> [ACTIVITY]:
Every entry must be output exactly as it was written.

[Component data from apps and pages]
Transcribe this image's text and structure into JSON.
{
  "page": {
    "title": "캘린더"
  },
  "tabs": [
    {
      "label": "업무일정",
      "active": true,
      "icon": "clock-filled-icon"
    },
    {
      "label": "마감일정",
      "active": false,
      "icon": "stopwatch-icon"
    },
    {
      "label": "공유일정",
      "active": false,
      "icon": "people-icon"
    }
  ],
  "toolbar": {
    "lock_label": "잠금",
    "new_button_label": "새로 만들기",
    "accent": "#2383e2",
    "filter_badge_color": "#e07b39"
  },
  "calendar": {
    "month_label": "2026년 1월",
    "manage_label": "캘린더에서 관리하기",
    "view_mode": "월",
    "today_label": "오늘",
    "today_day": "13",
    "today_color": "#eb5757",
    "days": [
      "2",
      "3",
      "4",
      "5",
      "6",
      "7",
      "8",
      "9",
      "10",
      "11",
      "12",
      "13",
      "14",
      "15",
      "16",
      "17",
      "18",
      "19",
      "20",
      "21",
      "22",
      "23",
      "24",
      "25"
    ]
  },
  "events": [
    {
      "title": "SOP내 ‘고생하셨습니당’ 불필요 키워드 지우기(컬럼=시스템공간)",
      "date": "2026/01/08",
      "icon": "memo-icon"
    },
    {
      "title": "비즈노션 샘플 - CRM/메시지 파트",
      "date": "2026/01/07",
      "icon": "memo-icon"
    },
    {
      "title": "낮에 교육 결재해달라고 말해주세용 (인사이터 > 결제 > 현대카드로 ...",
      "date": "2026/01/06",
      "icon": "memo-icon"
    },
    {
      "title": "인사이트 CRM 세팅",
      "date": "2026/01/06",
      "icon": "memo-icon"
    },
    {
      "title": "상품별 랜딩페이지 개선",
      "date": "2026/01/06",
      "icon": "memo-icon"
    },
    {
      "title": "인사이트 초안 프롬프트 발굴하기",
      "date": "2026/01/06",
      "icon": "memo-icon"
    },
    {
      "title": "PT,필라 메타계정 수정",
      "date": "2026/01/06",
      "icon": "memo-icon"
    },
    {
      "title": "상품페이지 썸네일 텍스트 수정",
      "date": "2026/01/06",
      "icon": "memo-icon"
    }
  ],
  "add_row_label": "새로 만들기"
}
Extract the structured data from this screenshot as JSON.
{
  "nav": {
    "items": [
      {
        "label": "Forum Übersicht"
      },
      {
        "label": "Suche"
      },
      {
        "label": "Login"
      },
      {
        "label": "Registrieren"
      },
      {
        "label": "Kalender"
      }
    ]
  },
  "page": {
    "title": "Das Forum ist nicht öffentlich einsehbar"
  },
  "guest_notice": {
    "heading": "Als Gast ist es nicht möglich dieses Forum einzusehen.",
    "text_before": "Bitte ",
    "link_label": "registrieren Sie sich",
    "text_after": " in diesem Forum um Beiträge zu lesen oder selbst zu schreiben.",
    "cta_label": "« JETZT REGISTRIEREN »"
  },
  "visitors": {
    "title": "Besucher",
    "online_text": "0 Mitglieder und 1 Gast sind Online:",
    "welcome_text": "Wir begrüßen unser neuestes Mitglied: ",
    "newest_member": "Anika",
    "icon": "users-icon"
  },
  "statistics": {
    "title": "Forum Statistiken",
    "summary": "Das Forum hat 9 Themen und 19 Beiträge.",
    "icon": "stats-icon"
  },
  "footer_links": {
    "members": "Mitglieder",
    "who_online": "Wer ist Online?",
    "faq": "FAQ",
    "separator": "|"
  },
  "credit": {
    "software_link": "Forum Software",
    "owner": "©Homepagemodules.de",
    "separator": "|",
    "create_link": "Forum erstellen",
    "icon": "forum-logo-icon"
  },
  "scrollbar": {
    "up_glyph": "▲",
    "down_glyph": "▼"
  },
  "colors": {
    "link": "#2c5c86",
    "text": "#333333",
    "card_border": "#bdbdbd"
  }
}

> [WRITTEN REPLY]:
Transcribe this image's text and structure into JSON.
{
  "page": {
    "title": "캘린더"
  },
  "tabs": [
    {
      "label": "업무일정",
      "active": true,
      "icon": "clock-filled-icon"
    },
    {
      "label": "마감일정",
      "active": false,
      "icon": "stopwatch-icon"
    },
    {
      "label": "공유일정",
      "active": false,
      "icon": "people-icon"
    }
  ],
  "toolbar": {
    "lock_label": "잠금",
    "new_button_label": "새로 만들기",
    "accent": "#2383e2",
    "filter_badge_color": "#e07b39"
  },
  "calendar": {
    "month_label": "2026년 1월",
    "manage_label": "캘린더에서 관리하기",
    "view_mode": "월",
    "today_label": "오늘",
    "today_day": "13",
    "today_color": "#eb5757",
    "days": [
      "2",
      "3",
      "4",
      "5",
      "6",
      "7",
      "8",
      "9",
      "10",
      "11",
      "12",
      "13",
      "14",
      "15",
      "16",
      "17",
      "18",
      "19",
      "20",
      "21",
      "22",
      "23",
      "24",
      "25"
    ]
  },
  "events": [
    {
      "title": "SOP내 ‘고생하셨습니당’ 불필요 키워드 지우기(컬럼=시스템공간)",
      "date": "2026/01/08",
      "icon": "memo-icon"
    },
    {
      "title": "비즈노션 샘플 - CRM/메시지 파트",
      "date": "2026/01/07",
      "icon": "memo-icon"
    },
    {
      "title": "낮에 교육 결재해달라고 말해주세용 (인사이터 > 결제 > 현대카드로 ...",
      "date": "2026/01/06",
      "icon": "memo-icon"
    },
    {
      "title": "인사이트 CRM 세팅",
      "date": "2026/01/06",
      "icon": "memo-icon"
    },
    {
      "title": "상품별 랜딩페이지 개선",
      "date": "2026/01/06",
      "icon": "memo-icon"
    },
    {
      "title": "인사이트 초안 프롬프트 발굴하기",
      "date": "2026/01/06",
      "icon": "memo-icon"
    },
    {
      "title": "PT,필라 메타계정 수정",
      "date": "2026/01/06",
      "icon": "memo-icon"
    },
    {
      "title": "상품페이지 썸네일 텍스트 수정",
      "date": "2026/01/06",
      "icon": "memo-icon"
    }
  ],
  "add_row_label": "새로 만들기"
}
Extract the structured data from this screenshot as JSON.
{
  "nav": {
    "items": [
      {
        "label": "Forum Übersicht"
      },
      {
        "label": "Suche"
      },
      {
        "label": "Login"
      },
      {
        "label": "Registrieren"
      },
      {
        "label": "Kalender"
      }
    ]
  },
  "page": {
    "title": "Das Forum ist nicht öffentlich einsehbar"
  },
  "guest_notice": {
    "heading": "Als Gast ist es nicht möglich dieses Forum einzusehen.",
    "text_before": "Bitte ",
    "link_label": "registrieren Sie sich",
    "text_after": " in diesem Forum um Beiträge zu lesen oder selbst zu schreiben.",
    "cta_label": "« JETZT REGISTRIEREN »"
  },
  "visitors": {
    "title": "Besucher",
    "online_text": "0 Mitglieder und 1 Gast sind Online:",
    "welcome_text": "Wir begrüßen unser neuestes Mitglied: ",
    "newest_member": "Anika",
    "icon": "users-icon"
  },
  "statistics": {
    "title": "Forum Statistiken",
    "summary": "Das Forum hat 9 Themen und 19 Beiträge.",
    "icon": "stats-icon"
  },
  "footer_links": {
    "members": "Mitglieder",
    "who_online": "Wer ist Online?",
    "faq": "FAQ",
    "separator": "|"
  },
  "credit": {
    "software_link": "Forum Software",
    "owner": "©Homepagemodules.de",
    "separator": "|",
    "create_link": "Forum erstellen",
    "icon": "forum-logo-icon"
  },
  "scrollbar": {
    "up_glyph": "▲",
    "down_glyph": "▼"
  },
  "colors": {
    "link": "#2c5c86",
    "text": "#333333",
    "card_border": "#bdbdbd"
  }
}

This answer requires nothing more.